On June 10, 1996, I convened at Andy Baker's studio in Athens GA with five friends. Half of us knew and loved Chris while the other half had never met him. We recorded five songs "Bulldozers and Dirt", "Nine Bullets", Margo and Harold", "Zoloft", and a brand new song that I wrote about Chris' senseless death called "Careless". To say we felt his presence in the room that day would be a severe understatement. Even those that never knew him could feel the electricity in the air that day and the performances, worked up on the spot, with no rehearsal, attest to it. Of the five songs, two ("Nine Bullets" and "Bulldozers and Dirt") were issued as our first single (on a long out of print vinyl 45). The take of "Margo and Harold" (the musical and emotional highpoint of the day) was later included on our second album, which we titled Pizza Deliverance. A few years later, we re-cut "Careless" for inclusion on our fifth album "Decoration Day".

Cooley and I recently celebrated 20 years of playing together. Rob Malone (who also shared the dream) joined our band in 1998 and played with us for three years, including our album "Southern Rock Opera". Our band will mark its 10th anniversary on the opening night of our upcoming tour opening for Black Crowes (Seattle is the opening city). A few of the songs we played together appeared on my first solo album, but with me attempting to sing his old harmony parts. He has made cameo appearances in various songs I have written, but never in a literal way. "Plastic Flowers on the Highway" tells of a friends death in a car accident, but under far different circumstances and his funeral is mentioned in "Tales Facing Up."

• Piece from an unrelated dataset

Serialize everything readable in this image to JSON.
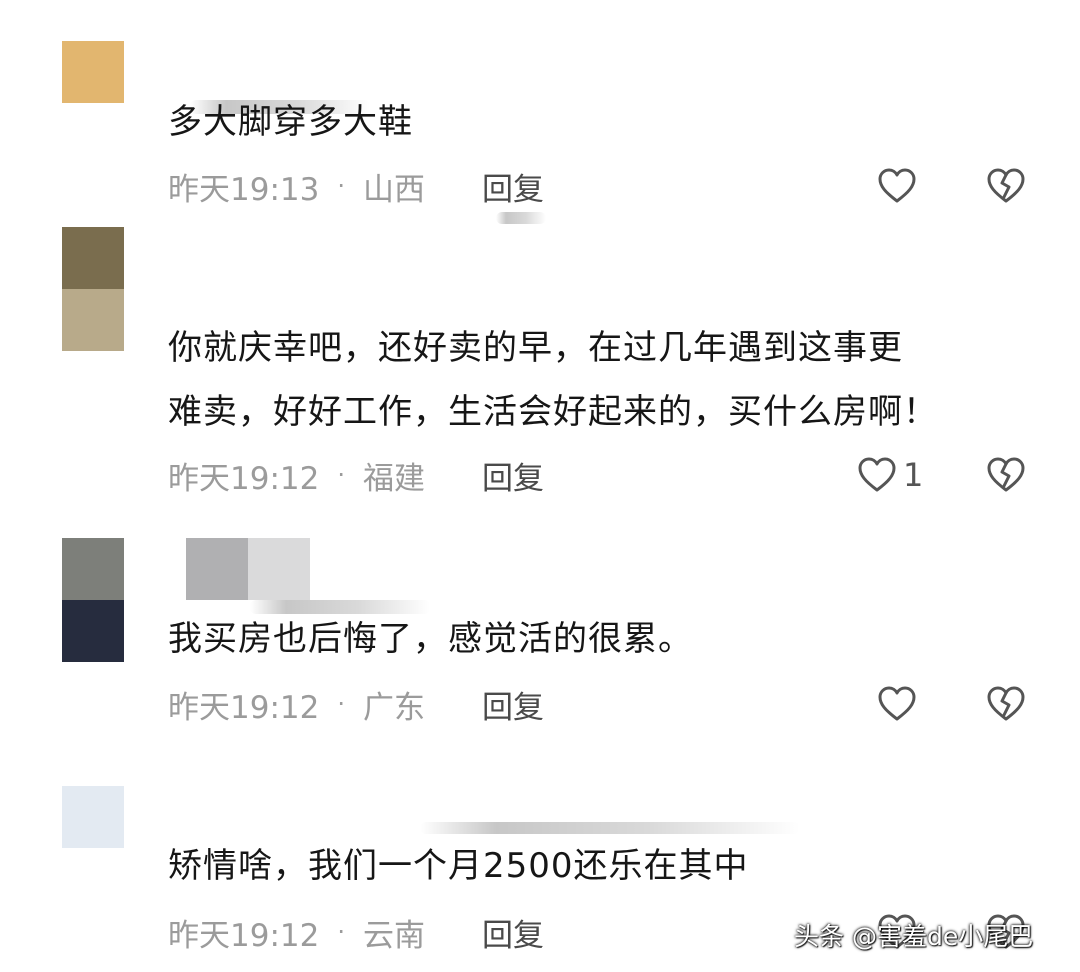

Chris' family erected a beautiful monument in the cemetery where he was laid, and area musicians still take guitars and leave offering of picks, and records and assorted musical memorabilia that he would like. The community has also started a scholarship program and a summer music camp in his name, which continue to this day. I still think of him all the time and try my best to honor his memory with my music and the band that he was supposed to have been a member of.

I haven't been to his gravesite since his funeral but the next time I return home, I intend to take my wife Rebecca, daughter Ava and my guitar to his monument and sing him a song. Maybe I'll have a new one for the occasion.

We love you Monster.

Patterson Hood
May 25, 2006 - Athens GA

Read Jenn's Monster memories.

For more information concerning Chris Quillen, his legacy, the scholarship fund, Camp Quillen and his music, click here.